The Slovak Presidency, which made bringing “deliverables” to EU citizens one of its priorities, reached an informal agreement with the European Parliament on the coordinated use of a key frequency band that will allow the introduction of 5G as of 2020.
Yesterday night (14 December) negotiators from the European Parliament, the Council and the Commission reached political agreement on an EU-wide approach for the use of the ultra-high frequency (UHF) band (470-790 MHz) including the 700 MHz band (694-790 MHz).
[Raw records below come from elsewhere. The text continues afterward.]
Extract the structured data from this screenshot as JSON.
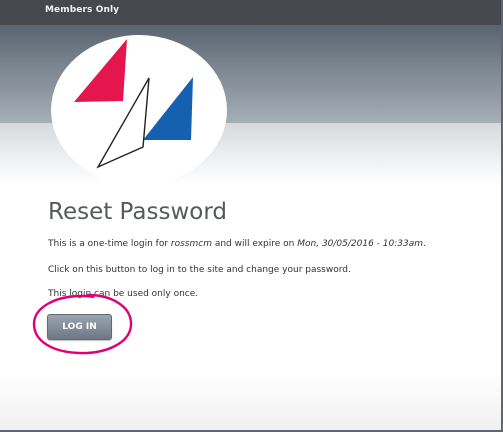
{
  "topbar": {
    "link_label": "Members Only"
  },
  "logo": {
    "name": "sailing-sails-logo",
    "colors": {
      "left": "#e5154e",
      "right": "#1660b0",
      "outline": "#222222"
    }
  },
  "page": {
    "title": "Reset Password"
  },
  "message": {
    "line1_prefix": "This is a one-time login for ",
    "username": "rossmcm",
    "line1_middle": " and will expire on ",
    "expiry": "Mon, 30/05/2016 - 10:33am",
    "line1_suffix": ".",
    "line2": "Click on this button to log in to the site and change your password.",
    "line3": "This login can be used only once."
  },
  "actions": {
    "login_label": "LOG IN"
  },
  "annotation": {
    "color": "#e0007a"
  }
}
The agreement foresees the coordinated rollout of the 700 MHz band for wireless broadband by 2020, which will facilitate the take-up of 5G, the next-generation mobile technology that is expected to support driverless cars, remote healthcare and billions of everyday objects connected to the Internet.
“The coordinated release of the 700 MHz band is major leap forward on the (European) Union’s path to 5G,” Günther Oettinger, European Commissioner for the digital economy, said in a statement.
The 700 MHz band provides high speeds and excellent coverage. The ultra-high frequency (UHF) band comprises the range 470-790 MHz and is currently used for digital terrestrial television and for wireless microphones for programme-making and special events.
The agreement will provide more valuable spectrum for wireless broadband in the 700 MHz band by 30 June 2020. This band is ideal for providing high-quality internet to users whether they are indoors in a large city, in a small distant village or on a highway.
Árpád Érsek, the Slovak Minister for Transport, Construction and Regional Development, said: “Spectrum is a precious resource that must be used wisely and strategically. Releasing of 700 MHz frequency band for wireless broadband is a win-win solution for digital industry, audio-visual sector, as well as for all consumers. It brings long-term regulatory certainty and is essential for uptake of 5G. This means better connectivity everywhere.”
Andrus Ansip, the Commission’s Vice-President for the Digital Single Market, welcomed the agreement, stressing that it paves the way for 5G, the next generation of communication networks, and the Internet of Things.
Final endorsement pending
Wednesday night’s agreement will need to be formally endorsed by member states and lawmakers before becoming law.
The 700 MHz band (694-790 MHz), currently widely used for digital television signals and wireless microphones, can penetrate buildings and walls easily and cover larger geographic areas with less infrastructure than frequencies in higher bands.
Member states can delay the assignment of the spectrum by up to two years if they have legitimate reasons, such as unresolved coordination issues with neighbouring non-EU countries or if they need more time to reallocate the spectrum from broadcasting services.
“The timely release of spectrum bands is essential to completing 4G and launching 5G. Any delay would slow down mobile broadband deployment,” said Francesco Versace, director of regulation at ETNO, the association of European telecom operators.
Broadcasting services would keep priority in the sub-700MHz band (470-694 MHz) until at least 2030.
Only France and Germany have allowed the use of this spectrum for mobile services, while Britain, Denmark, Finland and Sweden plan to do the same in the coming years.